Which of the lines in the listing that follows hold "MATLAB"? Pull each one out.
*** Opening of Records to use ***
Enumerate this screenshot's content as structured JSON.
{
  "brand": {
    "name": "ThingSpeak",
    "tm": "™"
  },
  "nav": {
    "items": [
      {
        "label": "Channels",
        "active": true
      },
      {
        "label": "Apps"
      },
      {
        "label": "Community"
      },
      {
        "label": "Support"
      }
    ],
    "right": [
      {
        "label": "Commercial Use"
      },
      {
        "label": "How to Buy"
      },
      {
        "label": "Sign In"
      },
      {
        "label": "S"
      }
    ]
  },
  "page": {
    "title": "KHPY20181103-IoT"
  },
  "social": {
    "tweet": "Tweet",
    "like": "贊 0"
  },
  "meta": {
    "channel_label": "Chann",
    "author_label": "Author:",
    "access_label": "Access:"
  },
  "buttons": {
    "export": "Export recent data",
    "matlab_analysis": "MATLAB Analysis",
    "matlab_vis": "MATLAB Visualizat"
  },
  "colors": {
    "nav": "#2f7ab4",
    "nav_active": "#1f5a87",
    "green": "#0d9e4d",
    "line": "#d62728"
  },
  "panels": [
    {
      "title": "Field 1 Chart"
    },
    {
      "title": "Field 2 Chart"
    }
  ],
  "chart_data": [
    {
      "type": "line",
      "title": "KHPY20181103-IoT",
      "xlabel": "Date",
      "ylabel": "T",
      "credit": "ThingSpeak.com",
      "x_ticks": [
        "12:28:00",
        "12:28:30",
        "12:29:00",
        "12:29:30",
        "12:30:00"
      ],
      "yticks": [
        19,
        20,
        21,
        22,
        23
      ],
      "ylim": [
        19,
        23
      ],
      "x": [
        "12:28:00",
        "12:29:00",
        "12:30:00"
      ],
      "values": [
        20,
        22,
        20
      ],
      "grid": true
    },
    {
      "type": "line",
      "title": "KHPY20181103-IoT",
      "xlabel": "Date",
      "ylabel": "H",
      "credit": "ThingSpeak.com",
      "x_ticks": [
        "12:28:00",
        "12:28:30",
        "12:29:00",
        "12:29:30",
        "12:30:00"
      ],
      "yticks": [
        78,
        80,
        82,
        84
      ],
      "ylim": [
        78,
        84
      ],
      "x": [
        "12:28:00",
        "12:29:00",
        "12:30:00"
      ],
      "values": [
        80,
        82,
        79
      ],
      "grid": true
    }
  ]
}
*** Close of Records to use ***
Solution for this problem:
    "matlab_analysis": "MATLAB Analysis",
    "matlab_vis": "MATLAB Visualizat"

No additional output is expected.